Windows-loving Master Chief wannabes rejoice: Microsoft is finally bringing a Halo game to Windows 8 and Windows Phone 8.
It's called Halo: Spartan Assault, and it trades the familiar first-person view of the hit Xbox series for a top-down perspective. The game launches in July for $6.99.
On phones and tablets, the new Halo will use touch controls, with the left thumb controlling movement and the right thumb controlling directional fire. The PC version will also support mouse and keyboard controls, with Xbox 360 controller support coming after launch, according to Engadget.
As usual, players control a Spartan super soldier while blasting away at the alien Covenant. Although the perspective has changed, glimpses of action in the official trailer show a familiar mix of dual-wielding machine guns, purple-glowing alien weapons, vehicles such as Ghosts and Warthogs and plenty of cover to hide behind.
The story will be set between the events of Halo 3 and Halo 4, and will reveal more of the backstory about the war between humans and the Covenant. Microsoft promises 25 single player missions, but unlike every other Halo game to date, Spartan Assault will not offer multiplayer.
Still, Microsoft is trying to tap into Halo's addictive properties by letting players earn achievements, experience points and unique emblems in Halo 4 by playing the mobile game. Players will also be able to compete in online leaderboards and participate in weekly challenges.
Microsoft has also added some of the trappings of modern mobile gaming: Cross-platform play is supported, so players can start a game on their tablets and continue where they left off on their phones. And for better or worse, Halo: Spartan Assault will offer microtranscations, so players can avoid grinding through the game by purchasing credits for boosts, unique weapons and armor abilities.

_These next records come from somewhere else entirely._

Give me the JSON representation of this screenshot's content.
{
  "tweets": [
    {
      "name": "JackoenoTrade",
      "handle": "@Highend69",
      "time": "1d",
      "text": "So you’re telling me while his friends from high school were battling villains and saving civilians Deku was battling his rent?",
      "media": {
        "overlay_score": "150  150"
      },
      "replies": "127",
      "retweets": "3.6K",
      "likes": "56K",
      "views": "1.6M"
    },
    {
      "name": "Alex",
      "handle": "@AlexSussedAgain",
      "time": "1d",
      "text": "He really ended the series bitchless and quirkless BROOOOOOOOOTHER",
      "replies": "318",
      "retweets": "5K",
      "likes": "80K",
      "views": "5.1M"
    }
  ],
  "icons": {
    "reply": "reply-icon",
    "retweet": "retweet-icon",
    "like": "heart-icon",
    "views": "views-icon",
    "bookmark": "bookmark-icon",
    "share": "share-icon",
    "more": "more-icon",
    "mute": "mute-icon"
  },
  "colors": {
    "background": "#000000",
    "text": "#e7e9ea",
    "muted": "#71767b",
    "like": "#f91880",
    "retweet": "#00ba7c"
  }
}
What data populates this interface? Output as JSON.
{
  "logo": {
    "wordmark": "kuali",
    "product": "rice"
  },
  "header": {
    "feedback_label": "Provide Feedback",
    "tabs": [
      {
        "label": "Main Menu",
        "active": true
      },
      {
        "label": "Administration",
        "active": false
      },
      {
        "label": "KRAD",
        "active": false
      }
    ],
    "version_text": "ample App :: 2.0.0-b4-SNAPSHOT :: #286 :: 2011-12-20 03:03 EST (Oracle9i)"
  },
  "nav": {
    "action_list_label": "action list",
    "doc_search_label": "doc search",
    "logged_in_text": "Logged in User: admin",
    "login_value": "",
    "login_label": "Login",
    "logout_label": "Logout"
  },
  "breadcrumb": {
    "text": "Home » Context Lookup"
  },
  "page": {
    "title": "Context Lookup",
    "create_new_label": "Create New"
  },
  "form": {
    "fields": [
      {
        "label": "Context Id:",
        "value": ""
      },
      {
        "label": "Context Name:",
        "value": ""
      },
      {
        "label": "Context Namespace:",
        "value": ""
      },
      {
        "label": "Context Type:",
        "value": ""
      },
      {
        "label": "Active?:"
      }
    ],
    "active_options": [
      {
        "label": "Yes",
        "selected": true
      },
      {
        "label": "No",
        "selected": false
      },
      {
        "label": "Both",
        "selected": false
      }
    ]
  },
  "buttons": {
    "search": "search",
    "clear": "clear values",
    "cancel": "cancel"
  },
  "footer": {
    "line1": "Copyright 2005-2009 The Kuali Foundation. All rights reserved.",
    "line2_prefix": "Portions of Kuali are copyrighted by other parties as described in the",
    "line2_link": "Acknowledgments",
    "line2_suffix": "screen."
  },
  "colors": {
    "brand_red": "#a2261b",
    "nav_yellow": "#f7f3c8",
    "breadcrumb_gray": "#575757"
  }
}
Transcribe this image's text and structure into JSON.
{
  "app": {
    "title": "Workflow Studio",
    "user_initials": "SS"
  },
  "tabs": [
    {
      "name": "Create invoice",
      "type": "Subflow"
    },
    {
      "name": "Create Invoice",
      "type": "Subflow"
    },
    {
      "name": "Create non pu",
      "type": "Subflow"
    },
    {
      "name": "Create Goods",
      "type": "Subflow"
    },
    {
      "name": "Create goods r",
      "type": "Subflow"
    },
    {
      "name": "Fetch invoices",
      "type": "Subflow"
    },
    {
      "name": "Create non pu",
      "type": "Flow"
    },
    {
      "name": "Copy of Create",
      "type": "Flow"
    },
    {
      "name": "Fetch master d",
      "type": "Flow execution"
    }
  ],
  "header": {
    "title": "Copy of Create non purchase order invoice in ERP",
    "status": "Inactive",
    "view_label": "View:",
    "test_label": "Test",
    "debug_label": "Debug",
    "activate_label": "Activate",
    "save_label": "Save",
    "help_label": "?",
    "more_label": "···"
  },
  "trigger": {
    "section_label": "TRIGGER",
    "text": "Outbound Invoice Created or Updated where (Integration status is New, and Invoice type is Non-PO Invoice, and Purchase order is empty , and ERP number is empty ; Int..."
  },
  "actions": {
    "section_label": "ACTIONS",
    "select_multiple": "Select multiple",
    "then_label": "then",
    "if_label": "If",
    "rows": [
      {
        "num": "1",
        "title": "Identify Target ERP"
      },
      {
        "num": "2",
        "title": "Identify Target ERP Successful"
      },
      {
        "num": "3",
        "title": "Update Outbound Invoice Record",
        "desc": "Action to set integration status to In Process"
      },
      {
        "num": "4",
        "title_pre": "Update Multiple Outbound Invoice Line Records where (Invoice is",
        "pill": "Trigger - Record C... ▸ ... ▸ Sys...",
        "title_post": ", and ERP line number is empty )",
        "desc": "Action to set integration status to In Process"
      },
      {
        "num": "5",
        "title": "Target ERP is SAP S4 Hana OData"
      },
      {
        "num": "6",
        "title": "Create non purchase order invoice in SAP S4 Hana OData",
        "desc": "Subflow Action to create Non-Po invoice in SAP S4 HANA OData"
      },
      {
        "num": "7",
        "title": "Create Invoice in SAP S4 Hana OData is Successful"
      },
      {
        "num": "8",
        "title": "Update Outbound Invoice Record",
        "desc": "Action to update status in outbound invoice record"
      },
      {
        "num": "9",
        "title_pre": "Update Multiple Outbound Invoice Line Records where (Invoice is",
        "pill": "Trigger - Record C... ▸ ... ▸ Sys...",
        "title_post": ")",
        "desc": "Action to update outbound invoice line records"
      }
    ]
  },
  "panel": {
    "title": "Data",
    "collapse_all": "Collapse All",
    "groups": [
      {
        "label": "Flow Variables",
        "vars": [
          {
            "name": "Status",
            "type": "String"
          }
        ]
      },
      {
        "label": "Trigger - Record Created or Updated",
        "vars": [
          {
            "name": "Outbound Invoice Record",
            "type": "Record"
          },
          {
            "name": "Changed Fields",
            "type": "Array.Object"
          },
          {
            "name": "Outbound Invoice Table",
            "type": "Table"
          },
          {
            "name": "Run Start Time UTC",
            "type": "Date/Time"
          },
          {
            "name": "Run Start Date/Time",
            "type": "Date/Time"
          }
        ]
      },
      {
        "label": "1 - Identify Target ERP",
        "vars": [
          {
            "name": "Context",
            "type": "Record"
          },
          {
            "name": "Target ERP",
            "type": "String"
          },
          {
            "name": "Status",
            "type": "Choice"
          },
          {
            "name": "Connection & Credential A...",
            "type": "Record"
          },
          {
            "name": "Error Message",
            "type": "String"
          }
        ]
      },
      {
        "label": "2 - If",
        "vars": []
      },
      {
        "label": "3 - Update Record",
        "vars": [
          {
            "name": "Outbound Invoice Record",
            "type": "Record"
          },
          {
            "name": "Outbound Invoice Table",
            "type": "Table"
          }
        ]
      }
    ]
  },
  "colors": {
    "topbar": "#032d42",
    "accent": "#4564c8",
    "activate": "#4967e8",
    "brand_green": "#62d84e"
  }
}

It's about time Microsoft brought the Halo series to its phone and tablet platforms. The game has long been a system-seller for the Xbox and Xbox 360, but it's been conspicuously absent from Xbox Live on Windows 8 and Windows Phone 8. And although some gamers may gripe about the lack of iOS or Android versions, Halo has always been exclusive to Microsoft's platforms, and there's no reason for that to change. Hopefully this isn't a one-off thing, but the start of a more serious push by Microsoft to bring versions of hit Xbox games to Windows phones and tablets.
Sign up for CIO Asia eNewsletters.